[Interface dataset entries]

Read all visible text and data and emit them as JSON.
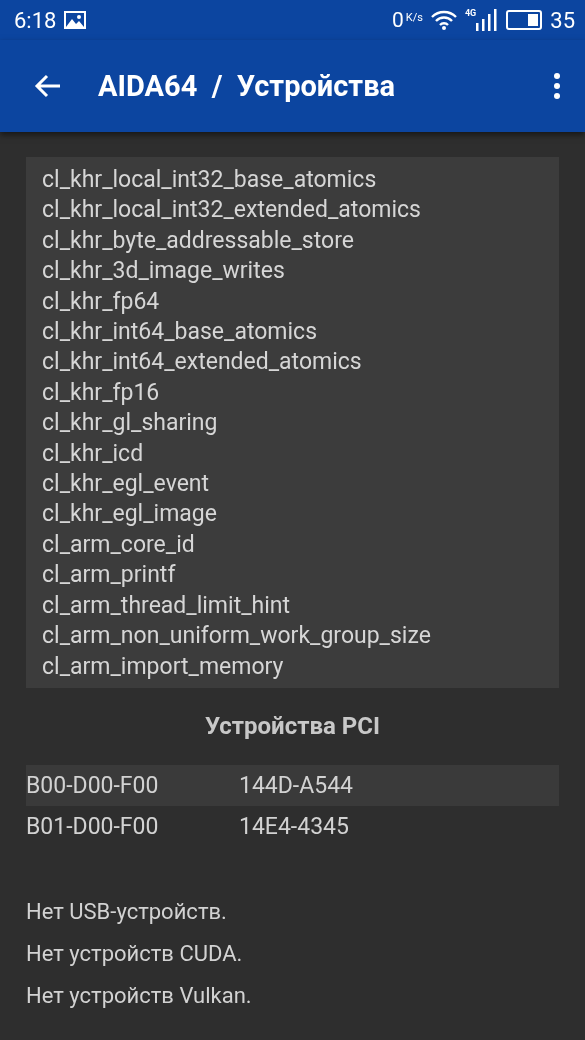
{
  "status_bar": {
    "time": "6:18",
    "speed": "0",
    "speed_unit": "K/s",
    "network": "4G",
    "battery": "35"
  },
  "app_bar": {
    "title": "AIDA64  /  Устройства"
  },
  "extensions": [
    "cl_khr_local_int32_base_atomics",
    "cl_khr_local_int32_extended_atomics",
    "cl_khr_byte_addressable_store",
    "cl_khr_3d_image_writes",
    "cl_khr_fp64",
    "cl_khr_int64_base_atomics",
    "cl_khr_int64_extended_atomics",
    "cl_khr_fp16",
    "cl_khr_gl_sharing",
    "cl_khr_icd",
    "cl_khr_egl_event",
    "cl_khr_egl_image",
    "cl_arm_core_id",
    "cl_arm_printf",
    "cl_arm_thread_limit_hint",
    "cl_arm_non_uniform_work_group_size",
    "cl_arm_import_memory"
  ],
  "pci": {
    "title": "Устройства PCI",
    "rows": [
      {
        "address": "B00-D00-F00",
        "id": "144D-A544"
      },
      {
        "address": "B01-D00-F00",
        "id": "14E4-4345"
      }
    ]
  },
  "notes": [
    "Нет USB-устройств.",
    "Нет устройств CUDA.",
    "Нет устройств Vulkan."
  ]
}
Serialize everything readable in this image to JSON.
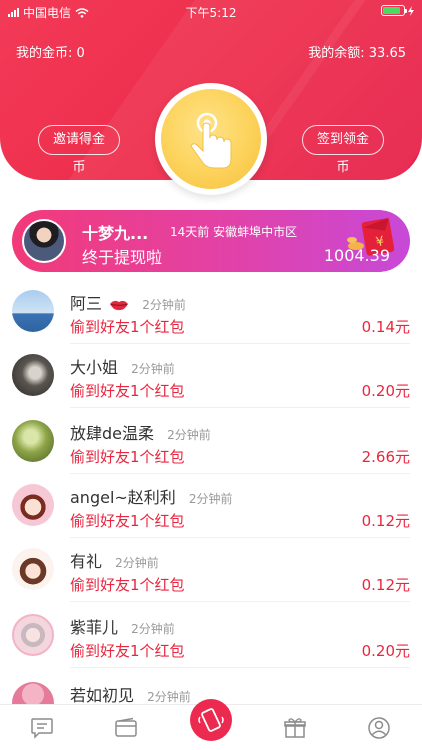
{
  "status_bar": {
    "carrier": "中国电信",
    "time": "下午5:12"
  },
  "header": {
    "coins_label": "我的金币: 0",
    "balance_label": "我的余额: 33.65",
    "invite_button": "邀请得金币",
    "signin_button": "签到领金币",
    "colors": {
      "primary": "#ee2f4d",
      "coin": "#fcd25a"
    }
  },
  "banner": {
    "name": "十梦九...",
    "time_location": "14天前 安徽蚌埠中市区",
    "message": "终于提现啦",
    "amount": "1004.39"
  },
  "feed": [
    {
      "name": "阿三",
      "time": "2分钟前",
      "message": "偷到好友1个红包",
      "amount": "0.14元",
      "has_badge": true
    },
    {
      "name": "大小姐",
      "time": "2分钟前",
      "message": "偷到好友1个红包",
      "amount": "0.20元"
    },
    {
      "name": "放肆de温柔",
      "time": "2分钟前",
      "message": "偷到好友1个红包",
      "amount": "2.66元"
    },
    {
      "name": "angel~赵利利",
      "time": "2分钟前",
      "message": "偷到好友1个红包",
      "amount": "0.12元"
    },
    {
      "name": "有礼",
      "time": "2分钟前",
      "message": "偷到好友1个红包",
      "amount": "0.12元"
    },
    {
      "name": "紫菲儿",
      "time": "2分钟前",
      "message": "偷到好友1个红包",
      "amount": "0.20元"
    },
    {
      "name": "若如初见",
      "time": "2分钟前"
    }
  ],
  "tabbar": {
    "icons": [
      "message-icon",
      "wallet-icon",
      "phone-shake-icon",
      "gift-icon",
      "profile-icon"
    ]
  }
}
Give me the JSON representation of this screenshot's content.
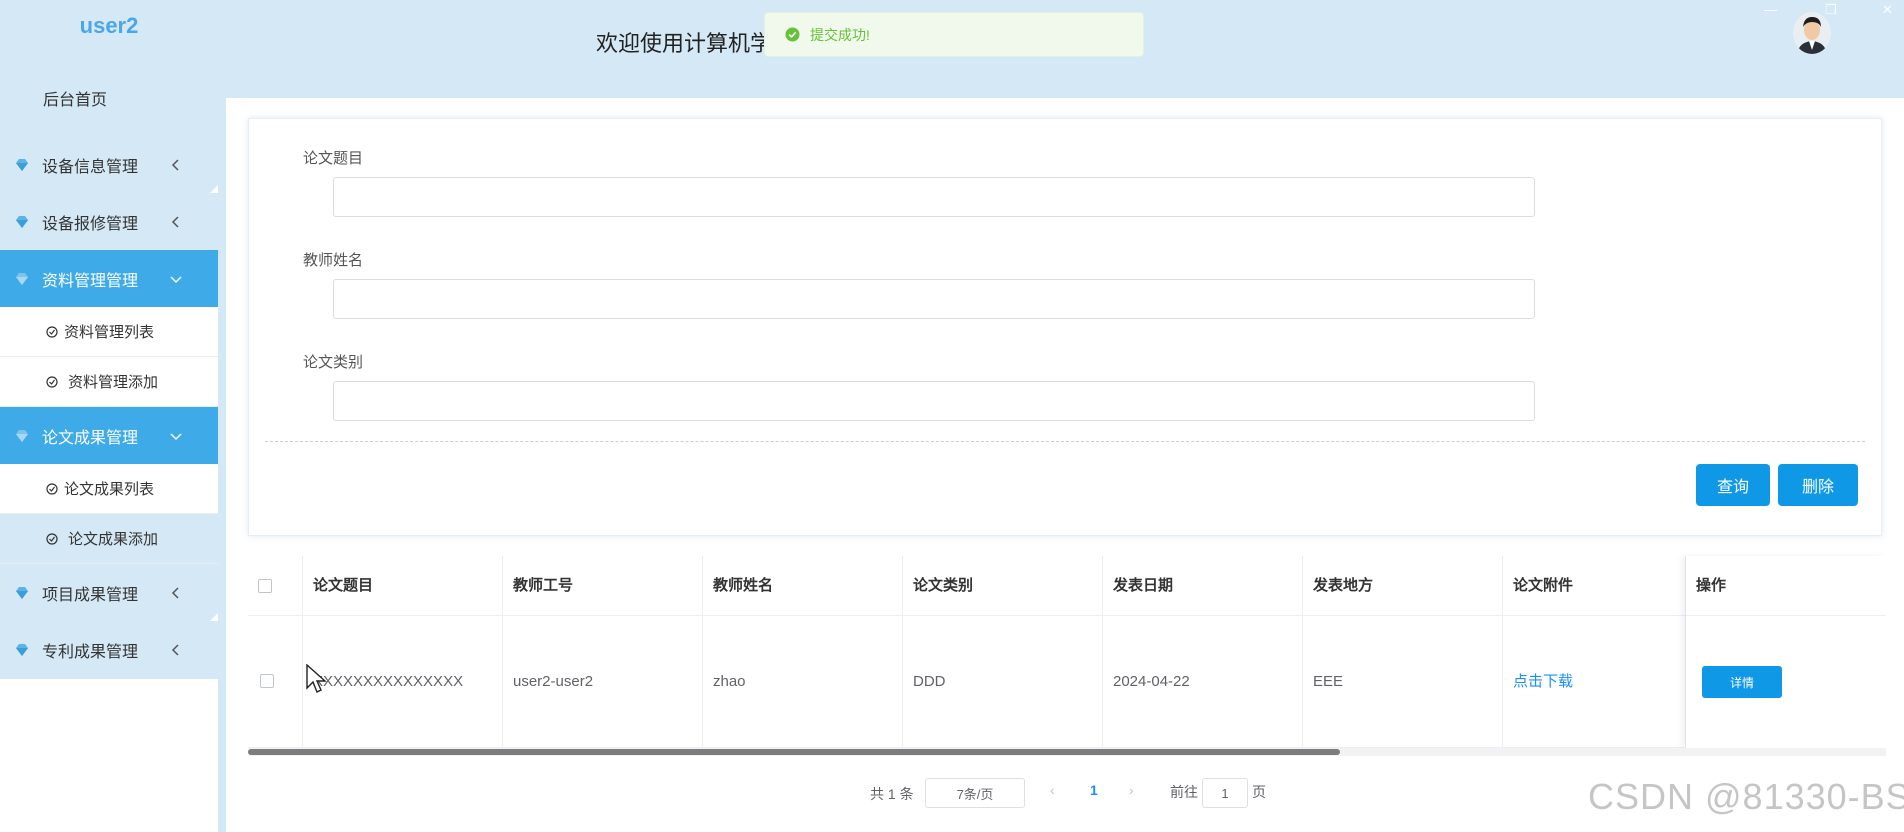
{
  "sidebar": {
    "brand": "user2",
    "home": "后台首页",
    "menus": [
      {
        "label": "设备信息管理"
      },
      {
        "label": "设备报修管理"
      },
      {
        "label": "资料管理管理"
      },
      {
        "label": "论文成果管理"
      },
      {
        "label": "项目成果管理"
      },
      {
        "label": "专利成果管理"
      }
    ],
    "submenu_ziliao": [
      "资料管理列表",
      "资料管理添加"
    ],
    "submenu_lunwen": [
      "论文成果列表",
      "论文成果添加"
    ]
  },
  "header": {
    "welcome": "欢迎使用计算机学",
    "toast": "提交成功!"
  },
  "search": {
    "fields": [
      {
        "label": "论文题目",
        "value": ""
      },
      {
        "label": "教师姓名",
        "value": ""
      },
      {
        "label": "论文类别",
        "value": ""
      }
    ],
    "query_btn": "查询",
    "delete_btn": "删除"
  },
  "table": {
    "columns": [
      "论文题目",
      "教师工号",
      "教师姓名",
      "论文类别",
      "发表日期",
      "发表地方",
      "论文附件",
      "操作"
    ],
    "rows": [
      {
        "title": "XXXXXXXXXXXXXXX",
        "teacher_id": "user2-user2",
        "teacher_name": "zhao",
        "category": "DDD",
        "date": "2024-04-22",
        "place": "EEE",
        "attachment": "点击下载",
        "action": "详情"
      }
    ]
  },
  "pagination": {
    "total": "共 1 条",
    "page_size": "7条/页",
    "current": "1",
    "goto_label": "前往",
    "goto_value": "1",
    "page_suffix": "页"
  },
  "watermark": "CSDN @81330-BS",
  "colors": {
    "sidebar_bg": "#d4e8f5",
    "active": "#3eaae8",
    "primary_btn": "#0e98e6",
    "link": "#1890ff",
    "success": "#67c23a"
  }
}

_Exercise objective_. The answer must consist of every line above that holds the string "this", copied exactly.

_Written response_.
Serialize everything readable in this image to JSON.
Give me the JSON representation of this screenshot's content.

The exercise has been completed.